WORK TO BE COMPLETED ▸
Scan the material for the word "name", then return every line where it appears.

EXTRACTED RECORDS ▸
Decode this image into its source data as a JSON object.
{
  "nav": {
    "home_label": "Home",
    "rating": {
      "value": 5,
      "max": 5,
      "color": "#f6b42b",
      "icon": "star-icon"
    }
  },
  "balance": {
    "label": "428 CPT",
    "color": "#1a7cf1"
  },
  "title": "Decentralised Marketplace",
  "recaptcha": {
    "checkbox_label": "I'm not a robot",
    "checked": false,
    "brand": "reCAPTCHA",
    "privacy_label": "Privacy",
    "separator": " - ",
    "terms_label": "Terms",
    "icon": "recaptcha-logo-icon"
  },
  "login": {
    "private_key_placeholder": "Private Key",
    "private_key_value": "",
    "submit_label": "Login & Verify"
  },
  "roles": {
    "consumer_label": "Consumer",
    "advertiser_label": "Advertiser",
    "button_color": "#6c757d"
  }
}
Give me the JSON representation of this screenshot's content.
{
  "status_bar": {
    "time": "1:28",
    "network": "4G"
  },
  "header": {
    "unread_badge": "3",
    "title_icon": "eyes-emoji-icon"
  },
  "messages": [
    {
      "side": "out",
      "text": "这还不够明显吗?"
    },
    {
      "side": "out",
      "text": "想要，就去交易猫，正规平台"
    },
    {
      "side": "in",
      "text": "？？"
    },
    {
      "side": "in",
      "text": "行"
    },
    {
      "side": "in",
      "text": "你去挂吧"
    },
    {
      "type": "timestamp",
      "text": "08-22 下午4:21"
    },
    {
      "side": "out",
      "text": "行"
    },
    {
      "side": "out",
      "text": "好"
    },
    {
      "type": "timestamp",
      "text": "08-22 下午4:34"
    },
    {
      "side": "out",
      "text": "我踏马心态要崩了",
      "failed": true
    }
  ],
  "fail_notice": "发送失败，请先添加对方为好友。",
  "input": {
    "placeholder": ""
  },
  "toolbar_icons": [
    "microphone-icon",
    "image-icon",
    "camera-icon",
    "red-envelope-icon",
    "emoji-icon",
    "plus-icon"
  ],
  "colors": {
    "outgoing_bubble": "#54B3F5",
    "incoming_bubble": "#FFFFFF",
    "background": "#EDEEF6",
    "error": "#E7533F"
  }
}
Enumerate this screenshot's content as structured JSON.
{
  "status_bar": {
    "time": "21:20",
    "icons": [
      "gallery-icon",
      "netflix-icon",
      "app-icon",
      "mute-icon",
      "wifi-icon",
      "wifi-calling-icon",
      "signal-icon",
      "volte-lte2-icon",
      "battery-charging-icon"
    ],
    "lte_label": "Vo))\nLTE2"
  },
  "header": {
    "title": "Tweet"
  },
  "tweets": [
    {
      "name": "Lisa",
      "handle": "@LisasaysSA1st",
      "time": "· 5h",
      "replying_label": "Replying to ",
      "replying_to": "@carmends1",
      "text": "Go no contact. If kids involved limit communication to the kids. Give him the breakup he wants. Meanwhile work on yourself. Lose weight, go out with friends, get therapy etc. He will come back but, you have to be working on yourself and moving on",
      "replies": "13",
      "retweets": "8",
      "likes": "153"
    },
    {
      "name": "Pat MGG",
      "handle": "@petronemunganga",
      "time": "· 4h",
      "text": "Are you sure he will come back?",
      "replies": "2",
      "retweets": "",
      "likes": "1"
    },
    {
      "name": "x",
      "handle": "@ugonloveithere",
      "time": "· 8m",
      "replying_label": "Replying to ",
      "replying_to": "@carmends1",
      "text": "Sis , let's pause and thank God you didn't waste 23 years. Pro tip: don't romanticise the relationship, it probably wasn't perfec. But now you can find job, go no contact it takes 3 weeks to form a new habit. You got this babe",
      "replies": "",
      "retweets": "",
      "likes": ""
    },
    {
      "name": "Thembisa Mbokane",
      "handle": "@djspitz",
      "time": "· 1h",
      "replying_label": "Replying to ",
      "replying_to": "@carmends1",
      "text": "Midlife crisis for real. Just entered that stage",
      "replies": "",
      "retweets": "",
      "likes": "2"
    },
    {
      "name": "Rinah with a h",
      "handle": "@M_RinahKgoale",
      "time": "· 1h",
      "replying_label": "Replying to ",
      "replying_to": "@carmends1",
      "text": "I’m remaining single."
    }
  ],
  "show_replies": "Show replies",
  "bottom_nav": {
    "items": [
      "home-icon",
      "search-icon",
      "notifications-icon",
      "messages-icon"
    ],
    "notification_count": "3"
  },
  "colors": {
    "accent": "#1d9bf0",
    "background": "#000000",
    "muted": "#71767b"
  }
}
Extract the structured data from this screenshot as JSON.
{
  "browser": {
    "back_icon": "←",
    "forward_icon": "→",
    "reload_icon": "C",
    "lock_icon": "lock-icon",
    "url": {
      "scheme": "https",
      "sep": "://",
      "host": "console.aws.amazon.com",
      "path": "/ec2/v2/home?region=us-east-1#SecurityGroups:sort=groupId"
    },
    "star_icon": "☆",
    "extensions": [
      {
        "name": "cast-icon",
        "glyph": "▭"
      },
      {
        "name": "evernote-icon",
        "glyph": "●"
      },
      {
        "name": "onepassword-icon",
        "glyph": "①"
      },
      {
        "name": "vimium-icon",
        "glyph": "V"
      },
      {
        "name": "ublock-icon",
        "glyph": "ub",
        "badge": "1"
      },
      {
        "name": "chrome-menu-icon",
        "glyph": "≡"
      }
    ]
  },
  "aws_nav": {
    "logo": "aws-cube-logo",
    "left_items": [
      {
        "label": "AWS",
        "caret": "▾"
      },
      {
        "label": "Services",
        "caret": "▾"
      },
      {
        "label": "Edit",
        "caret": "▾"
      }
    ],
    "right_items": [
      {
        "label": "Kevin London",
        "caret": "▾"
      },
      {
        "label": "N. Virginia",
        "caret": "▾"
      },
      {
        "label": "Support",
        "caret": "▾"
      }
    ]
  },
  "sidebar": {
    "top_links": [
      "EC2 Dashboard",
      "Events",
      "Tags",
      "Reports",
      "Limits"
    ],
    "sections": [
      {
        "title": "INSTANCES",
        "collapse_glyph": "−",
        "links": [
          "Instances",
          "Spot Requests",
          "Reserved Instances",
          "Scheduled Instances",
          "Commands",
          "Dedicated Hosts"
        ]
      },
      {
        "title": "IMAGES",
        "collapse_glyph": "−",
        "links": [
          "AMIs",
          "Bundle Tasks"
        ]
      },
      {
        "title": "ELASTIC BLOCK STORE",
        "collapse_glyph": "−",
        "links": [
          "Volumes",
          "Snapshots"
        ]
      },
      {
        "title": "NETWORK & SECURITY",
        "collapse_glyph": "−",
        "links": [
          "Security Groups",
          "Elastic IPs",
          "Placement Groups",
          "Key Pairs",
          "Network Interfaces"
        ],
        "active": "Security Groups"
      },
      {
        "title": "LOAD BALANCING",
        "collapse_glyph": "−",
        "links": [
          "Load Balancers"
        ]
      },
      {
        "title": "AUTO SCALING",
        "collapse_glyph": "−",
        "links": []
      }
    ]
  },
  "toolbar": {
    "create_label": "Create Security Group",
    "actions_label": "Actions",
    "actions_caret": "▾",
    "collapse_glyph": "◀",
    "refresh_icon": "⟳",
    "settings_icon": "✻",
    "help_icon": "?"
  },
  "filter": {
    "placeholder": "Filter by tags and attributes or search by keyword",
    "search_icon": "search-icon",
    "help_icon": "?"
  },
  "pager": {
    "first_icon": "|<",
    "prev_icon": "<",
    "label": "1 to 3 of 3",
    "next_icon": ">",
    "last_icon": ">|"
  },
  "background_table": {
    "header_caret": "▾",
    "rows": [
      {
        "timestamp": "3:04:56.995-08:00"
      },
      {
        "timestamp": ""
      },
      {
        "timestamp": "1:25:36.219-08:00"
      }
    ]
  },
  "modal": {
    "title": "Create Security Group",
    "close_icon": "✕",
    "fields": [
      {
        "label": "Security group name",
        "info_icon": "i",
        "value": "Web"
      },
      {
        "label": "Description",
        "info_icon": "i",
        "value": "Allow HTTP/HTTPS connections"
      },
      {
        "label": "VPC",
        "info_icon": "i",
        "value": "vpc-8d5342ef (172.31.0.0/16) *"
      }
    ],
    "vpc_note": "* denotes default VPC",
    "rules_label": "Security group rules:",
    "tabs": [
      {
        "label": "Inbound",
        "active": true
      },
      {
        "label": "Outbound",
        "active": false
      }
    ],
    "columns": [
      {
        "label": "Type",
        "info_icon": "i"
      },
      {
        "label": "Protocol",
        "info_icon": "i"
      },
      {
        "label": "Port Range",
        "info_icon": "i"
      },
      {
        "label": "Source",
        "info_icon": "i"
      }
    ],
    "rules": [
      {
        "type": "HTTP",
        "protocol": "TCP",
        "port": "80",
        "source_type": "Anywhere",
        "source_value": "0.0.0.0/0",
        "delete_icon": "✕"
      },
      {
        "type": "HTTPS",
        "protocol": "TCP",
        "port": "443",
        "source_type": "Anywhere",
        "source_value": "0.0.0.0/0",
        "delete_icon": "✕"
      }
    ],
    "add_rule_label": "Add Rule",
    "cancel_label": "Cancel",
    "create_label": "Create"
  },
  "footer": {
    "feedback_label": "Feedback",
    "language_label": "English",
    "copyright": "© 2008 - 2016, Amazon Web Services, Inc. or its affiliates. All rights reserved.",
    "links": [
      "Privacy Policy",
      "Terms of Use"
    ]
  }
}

SOLUTION FOR THIS PROBLEM ▸
      "name": "Lisa",
      "name": "Pat MGG",
      "name": "x",
      "name": "Thembisa Mbokane",
      "name": "Rinah with a h",
        "name": "cast-icon",
        "name": "evernote-icon",
        "name": "onepassword-icon",
        "name": "vimium-icon",
        "name": "ublock-icon",
        "name": "chrome-menu-icon",
        "label": "Security group name",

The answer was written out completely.